Over the years, I‘ve had a couple of injuries but only one of these injuries occurred from actual dancing. As I was rehearsing for a competition dance at my studio about two years ago, I started to do an attitude turn into a ponche and all of a sudden I feel this sharp pain go up the back of my leg. I was moving eccentrically when I ended up pulling my hamstring, but I kept dancing because I thought the pain would just go away but it didn’t. The fact that I kept dancing probably made the injury worse as well. I don’t remember going to the doctor but I do recall looking up ways to quickly recover because I had an important dance workshop coming up in three weeks. I didn’t end up doing much but I consistently got deep massages and applied heat and ice on my hamstring. Also, I didn’t take dance classes for about two weeks but when it got to close to the dance workshop, I took class with modifications. When the workshop came, I began
dancing full out again because a piece was being set on us. I was still in pain, but I just pushed through the three day workshop. This probably was not a good idea because my hamstring didn’t fully recover from its injury. After the workshop, I actually stopped dancing for another 2-3 weeks and fully recovered from pulling my hamstring. I didn’t have many symptoms after my injury occurred. I just felt a very sharp pain whenever I tried to lift my leg or even walk, but I kept stretching and getting deep massages on my hamstring because that is what I was told to do. The muscles involved in my injury were the semimembranosus, the semitendinosus, the biceps femoris, and of course the hamstring muscle. I wondered if it was more common to injure yourself dancing eccentrically or concentrically. It appears that “In athletes, rapid, eccentric loading is the most common mechanism of injury involving the biceps femoris at the

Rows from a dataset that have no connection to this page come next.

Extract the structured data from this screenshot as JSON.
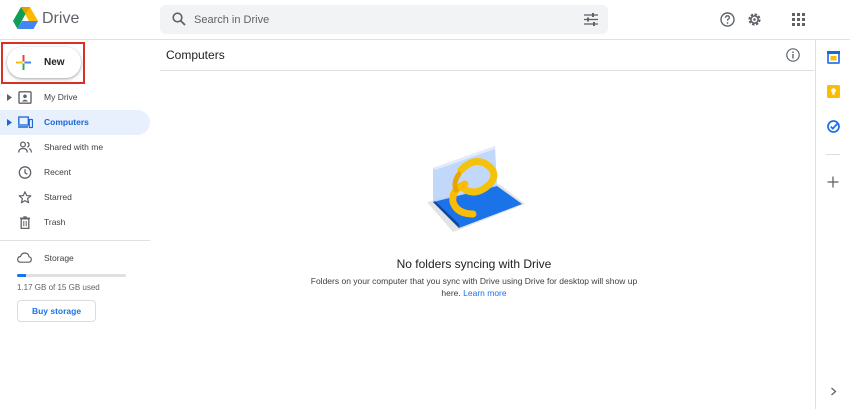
{
  "header": {
    "app_name": "Drive",
    "search_placeholder": "Search in Drive"
  },
  "sidebar": {
    "new_label": "New",
    "items": [
      {
        "label": "My Drive",
        "icon": "my-drive-icon",
        "expandable": true,
        "active": false
      },
      {
        "label": "Computers",
        "icon": "computers-icon",
        "expandable": true,
        "active": true
      },
      {
        "label": "Shared with me",
        "icon": "shared-icon",
        "expandable": false,
        "active": false
      },
      {
        "label": "Recent",
        "icon": "clock-icon",
        "expandable": false,
        "active": false
      },
      {
        "label": "Starred",
        "icon": "star-icon",
        "expandable": false,
        "active": false
      },
      {
        "label": "Trash",
        "icon": "trash-icon",
        "expandable": false,
        "active": false
      }
    ],
    "storage": {
      "label": "Storage",
      "used_text": "1.17 GB of 15 GB used",
      "used_fraction": 0.078,
      "buy_label": "Buy storage"
    }
  },
  "main": {
    "title": "Computers",
    "empty_title": "No folders syncing with Drive",
    "empty_desc": "Folders on your computer that you sync with Drive using Drive for desktop will show up here.",
    "learn_more": "Learn more"
  },
  "colors": {
    "accent": "#1a73e8",
    "active_bg": "#e8f0fe",
    "highlight_box": "#d93025"
  }
}
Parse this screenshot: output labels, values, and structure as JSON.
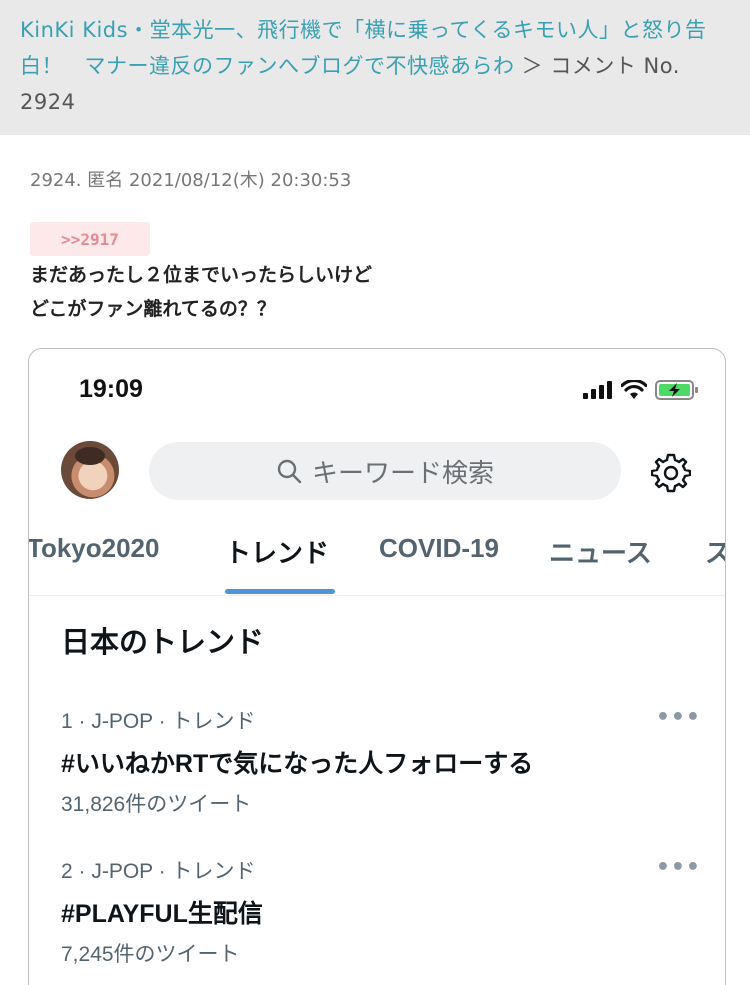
{
  "header": {
    "link_title": "KinKi Kids・堂本光一、飛行機で「横に乗ってくるキモい人」と怒り告白！　マナー違反のファンへブログで不快感あらわ",
    "separator": " ＞ ",
    "crumb_tail": "コメント No. 2924"
  },
  "comment": {
    "meta": "2924. 匿名 2021/08/12(木) 20:30:53",
    "reply_anchor": ">>2917",
    "lines": [
      "まだあったし２位までいったらしいけど",
      "どこがファン離れてるの？？"
    ]
  },
  "screenshot": {
    "status_time": "19:09",
    "search_placeholder": "キーワード検索",
    "tabs": [
      "Tokyo2020",
      "トレンド",
      "COVID-19",
      "ニュース",
      "ス"
    ],
    "section_title": "日本のトレンド",
    "trends": [
      {
        "meta": "1 · J-POP · トレンド",
        "name": "#いいねかRTで気になった人フォローする",
        "count": "31,826件のツイート"
      },
      {
        "meta": "2 · J-POP · トレンド",
        "name": "#PLAYFUL生配信",
        "count": "7,245件のツイート"
      }
    ],
    "more_label": "•••",
    "icons": [
      "signal-icon",
      "wifi-icon",
      "battery-charging-icon",
      "search-icon",
      "gear-icon"
    ],
    "colors": {
      "tab_underline": "#4f94d4",
      "battery": "#4cd964",
      "link": "#3aa0b3"
    }
  }
}
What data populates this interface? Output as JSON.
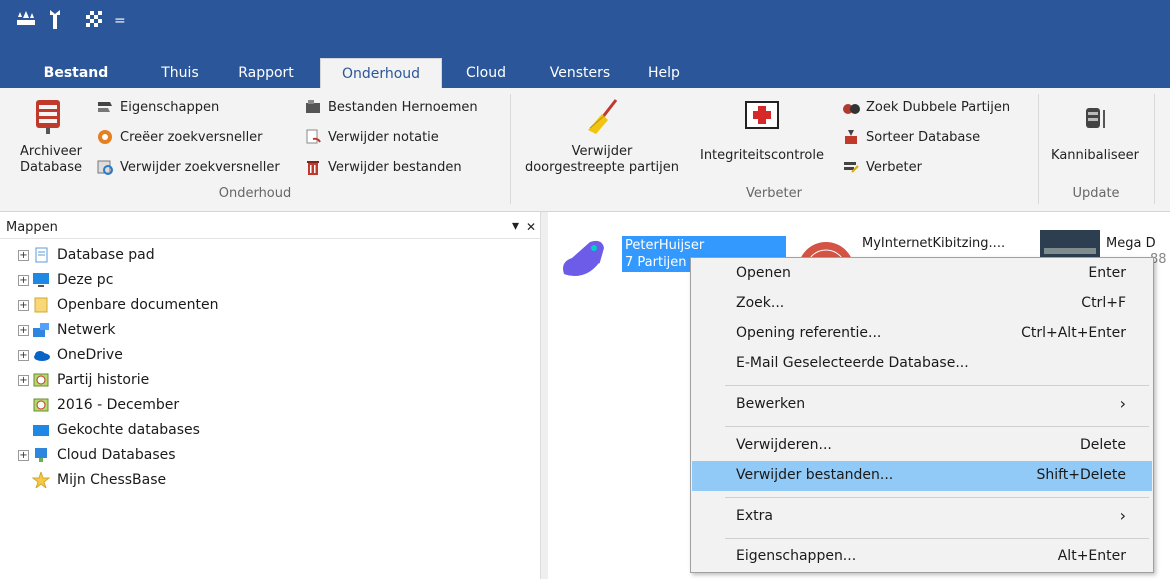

musculotendinousjunction” (Deleget, 98).
Hamstring injuries are muscle strain injuries. Grant Freckleton and Tania Pizzari insist that “Hamstring muscle strain-type injuries are common in...